Pfizer and BioNTech announced that they would be submitting an application for an emergency use authorization for their coronavirus vaccine to the US Food and Drug Administration (FDA) today. This is the first vaccine to seek a regulatory seal of approval in the United States.
Pfizer said in a statement that their vaccine candidate, known as BNT162b2, will potentially be available for high-risk groups in the US by the end of December. The vaccine itself requires two doses that will be administered a few weeks apart, and full protection is achieved 28 days after the initial shot.
The submission to the FDA is based on the clinical trial results Pfizer finalized this week for their vaccine. The trial began in the US on July 27th and enrolled more than 43,000 volunteers worldwide. The final analysis of the vaccine showed that it was 95% effective in preventing infections with no serious safety concerns appearing, even in older adults.
42% of the global participants and 30% of US participants in the Phase 3 portion of the study come from racially and ethnically diverse backgrounds, and 41% of global and 45% of US participants were ages 56 to 85. Pfizer CEO Albert Bourla recently released a statement about his company’s excitement over their filing.

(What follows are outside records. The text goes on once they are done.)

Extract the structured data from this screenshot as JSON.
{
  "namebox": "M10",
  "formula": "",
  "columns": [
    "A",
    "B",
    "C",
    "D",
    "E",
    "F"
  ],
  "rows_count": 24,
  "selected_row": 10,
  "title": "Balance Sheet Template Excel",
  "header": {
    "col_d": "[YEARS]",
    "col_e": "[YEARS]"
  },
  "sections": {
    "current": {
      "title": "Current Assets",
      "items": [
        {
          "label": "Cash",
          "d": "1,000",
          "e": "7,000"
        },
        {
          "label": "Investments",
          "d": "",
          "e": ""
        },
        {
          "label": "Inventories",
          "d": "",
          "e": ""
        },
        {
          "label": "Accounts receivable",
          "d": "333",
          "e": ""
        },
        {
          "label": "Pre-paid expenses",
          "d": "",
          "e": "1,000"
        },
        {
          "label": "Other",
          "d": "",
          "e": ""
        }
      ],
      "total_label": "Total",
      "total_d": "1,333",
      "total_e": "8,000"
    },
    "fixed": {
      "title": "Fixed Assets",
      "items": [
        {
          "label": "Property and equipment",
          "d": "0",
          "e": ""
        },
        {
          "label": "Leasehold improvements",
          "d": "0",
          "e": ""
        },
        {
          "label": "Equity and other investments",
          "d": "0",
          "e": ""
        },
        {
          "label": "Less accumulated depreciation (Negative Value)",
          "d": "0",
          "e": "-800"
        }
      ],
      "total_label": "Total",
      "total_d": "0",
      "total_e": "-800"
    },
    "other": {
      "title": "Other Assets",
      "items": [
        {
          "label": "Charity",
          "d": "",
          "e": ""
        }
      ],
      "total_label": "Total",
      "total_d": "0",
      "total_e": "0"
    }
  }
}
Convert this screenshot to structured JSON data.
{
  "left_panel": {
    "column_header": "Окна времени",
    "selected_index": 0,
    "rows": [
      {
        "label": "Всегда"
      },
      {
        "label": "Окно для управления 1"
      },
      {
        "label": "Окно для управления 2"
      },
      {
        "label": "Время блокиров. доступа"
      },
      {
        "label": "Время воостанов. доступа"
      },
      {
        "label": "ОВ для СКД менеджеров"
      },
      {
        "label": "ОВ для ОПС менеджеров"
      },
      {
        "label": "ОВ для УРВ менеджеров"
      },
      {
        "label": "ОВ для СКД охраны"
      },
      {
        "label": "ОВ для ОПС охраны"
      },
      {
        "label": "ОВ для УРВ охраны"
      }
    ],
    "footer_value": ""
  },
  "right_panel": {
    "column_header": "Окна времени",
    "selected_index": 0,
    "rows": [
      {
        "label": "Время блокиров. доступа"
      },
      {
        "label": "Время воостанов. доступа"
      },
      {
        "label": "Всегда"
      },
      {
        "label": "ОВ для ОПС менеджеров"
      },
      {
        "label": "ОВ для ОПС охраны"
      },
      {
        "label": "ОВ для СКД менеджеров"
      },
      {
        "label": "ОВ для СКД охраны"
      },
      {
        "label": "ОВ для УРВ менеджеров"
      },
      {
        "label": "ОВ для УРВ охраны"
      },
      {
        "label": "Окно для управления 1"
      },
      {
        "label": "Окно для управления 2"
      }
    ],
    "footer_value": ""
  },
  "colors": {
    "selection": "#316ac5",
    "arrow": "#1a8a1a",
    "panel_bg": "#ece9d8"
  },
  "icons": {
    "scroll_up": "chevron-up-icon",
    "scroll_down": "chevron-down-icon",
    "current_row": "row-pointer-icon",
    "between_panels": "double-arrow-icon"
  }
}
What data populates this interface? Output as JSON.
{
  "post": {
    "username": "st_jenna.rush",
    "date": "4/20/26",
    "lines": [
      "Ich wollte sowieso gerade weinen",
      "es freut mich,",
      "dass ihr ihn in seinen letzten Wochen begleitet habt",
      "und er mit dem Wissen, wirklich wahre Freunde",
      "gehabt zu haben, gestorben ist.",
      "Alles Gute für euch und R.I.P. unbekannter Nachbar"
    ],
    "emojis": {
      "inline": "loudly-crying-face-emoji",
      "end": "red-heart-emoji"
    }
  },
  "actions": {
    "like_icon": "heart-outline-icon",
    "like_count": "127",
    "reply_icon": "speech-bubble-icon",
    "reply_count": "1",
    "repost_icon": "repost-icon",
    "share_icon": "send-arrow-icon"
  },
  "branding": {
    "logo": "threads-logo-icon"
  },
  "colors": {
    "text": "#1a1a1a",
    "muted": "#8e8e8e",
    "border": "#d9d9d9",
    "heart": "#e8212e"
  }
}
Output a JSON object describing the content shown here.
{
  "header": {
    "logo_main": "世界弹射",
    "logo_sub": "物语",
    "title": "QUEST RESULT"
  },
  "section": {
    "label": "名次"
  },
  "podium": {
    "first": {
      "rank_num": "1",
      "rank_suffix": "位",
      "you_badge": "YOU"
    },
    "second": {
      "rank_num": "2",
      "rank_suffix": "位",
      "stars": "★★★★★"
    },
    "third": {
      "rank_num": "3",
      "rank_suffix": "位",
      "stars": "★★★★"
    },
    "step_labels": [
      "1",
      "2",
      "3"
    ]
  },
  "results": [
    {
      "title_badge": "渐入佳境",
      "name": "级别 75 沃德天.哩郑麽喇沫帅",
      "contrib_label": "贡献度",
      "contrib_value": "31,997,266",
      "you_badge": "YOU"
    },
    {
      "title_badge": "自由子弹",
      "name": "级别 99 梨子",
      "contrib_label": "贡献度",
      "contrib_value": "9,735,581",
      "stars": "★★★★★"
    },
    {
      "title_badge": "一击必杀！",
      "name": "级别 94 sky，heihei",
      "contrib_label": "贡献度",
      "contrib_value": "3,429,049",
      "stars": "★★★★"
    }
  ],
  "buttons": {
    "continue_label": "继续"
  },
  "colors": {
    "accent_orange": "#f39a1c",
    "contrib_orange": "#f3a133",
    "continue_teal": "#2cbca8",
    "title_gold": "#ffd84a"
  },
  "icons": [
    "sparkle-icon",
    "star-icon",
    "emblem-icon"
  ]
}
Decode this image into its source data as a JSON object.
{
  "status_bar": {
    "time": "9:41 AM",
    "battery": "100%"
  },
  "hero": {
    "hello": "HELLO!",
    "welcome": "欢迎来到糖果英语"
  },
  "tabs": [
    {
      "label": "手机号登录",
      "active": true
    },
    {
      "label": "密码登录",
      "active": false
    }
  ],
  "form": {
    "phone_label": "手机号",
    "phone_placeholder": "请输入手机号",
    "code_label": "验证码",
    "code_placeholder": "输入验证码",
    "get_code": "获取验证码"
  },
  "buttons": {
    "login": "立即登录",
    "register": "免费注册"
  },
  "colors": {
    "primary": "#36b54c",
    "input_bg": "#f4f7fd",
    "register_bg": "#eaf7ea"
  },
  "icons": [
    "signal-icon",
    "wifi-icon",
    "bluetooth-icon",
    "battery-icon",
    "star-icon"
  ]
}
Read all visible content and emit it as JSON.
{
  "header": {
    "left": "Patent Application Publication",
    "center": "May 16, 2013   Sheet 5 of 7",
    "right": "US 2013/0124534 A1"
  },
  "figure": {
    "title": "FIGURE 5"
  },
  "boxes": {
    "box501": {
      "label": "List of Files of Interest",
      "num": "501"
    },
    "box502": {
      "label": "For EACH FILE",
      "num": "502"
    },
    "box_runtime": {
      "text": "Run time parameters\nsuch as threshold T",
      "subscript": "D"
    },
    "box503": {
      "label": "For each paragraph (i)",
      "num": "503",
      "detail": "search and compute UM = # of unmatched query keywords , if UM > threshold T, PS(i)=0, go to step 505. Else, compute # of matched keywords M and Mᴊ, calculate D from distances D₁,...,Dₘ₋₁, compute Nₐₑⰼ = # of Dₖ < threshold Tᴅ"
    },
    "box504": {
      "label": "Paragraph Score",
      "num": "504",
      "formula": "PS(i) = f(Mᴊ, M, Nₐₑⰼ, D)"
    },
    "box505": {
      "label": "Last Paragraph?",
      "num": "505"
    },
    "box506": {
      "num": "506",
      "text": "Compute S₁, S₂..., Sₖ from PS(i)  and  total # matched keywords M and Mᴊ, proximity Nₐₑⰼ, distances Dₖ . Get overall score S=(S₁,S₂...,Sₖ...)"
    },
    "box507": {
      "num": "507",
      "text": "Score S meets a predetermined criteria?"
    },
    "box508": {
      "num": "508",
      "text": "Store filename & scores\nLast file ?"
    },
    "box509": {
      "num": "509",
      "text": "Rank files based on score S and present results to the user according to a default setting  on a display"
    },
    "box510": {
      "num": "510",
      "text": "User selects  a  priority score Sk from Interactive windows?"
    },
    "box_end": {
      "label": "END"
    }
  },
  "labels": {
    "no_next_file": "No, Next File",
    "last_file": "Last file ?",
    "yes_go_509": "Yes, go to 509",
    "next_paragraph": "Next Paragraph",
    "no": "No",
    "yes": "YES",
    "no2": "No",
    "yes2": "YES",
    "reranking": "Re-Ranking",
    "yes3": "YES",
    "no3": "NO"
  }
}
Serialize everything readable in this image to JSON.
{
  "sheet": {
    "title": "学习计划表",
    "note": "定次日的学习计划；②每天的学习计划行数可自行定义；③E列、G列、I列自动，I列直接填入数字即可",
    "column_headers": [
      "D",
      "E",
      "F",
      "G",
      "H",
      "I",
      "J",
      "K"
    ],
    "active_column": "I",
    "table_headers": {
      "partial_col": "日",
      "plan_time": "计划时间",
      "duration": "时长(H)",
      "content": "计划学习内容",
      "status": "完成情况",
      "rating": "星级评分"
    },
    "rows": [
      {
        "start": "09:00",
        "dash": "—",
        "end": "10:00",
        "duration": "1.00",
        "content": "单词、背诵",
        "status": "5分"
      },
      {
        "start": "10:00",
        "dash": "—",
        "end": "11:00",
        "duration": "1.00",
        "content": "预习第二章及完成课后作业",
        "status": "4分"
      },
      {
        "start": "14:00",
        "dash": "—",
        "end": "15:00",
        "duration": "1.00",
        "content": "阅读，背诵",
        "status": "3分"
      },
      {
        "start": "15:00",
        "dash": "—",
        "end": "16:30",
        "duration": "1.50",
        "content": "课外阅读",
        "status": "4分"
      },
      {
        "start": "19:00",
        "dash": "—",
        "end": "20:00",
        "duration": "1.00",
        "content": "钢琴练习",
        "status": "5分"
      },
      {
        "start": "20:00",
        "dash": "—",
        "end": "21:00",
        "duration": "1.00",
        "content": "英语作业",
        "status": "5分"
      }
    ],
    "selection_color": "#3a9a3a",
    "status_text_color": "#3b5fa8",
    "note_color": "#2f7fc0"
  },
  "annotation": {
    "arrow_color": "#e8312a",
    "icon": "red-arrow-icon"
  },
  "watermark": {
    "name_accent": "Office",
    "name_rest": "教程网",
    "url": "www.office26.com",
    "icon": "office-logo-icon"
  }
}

“Filing in the U.S. represents a critical milestone in our journey to deliver a COVID-19 vaccine to the world and we now have a more complete picture of both the efficacy and safety profile of our vaccine, giving us confidence in its potential.”
Moderna is another pharmaceutical company who also recently released early clinical trial data that showed their Covid-19 vaccine as being 94.5% effective. Moderna is also projected to apply for EUA with the FDA later this month after it finalizes its safety data for the trial.
An EUA won’t give the vaccine a full approval for public distribution, but instead allows the vaccine to be used under certain circumstances before all of the evidence is available for approval. The FDA has scheduled a meeting with its Vaccines and Related biological Products Advisory Committee, a group of outside experts, for December 8-10th, which is likely when an EUA decision will occur.
According to the US Centers for Disease Control and Prevention (CDC), if the FDA authorizes the vaccines, they will be immediately distributed throughout the US, however, no one will be injected until a CDC advisory committee reviews the data and creates a plan for distribution/who will receive the vaccine first.
The CDC advisory committee will have 48 hours to make a decision which will likely show healthcare professionals, doctors, nurses, and other workers that are directly on the frontlines of this pandemic receiving their immunizations first, and then higher risk immunocompromised individuals next.
Eric Mastrota is a Contributing Editor at The National Digest based in New York. A graduate of SUNY New Paltz, he reports on world news, culture, and lifestyle. You can reach him at firstname.lastname@example.org.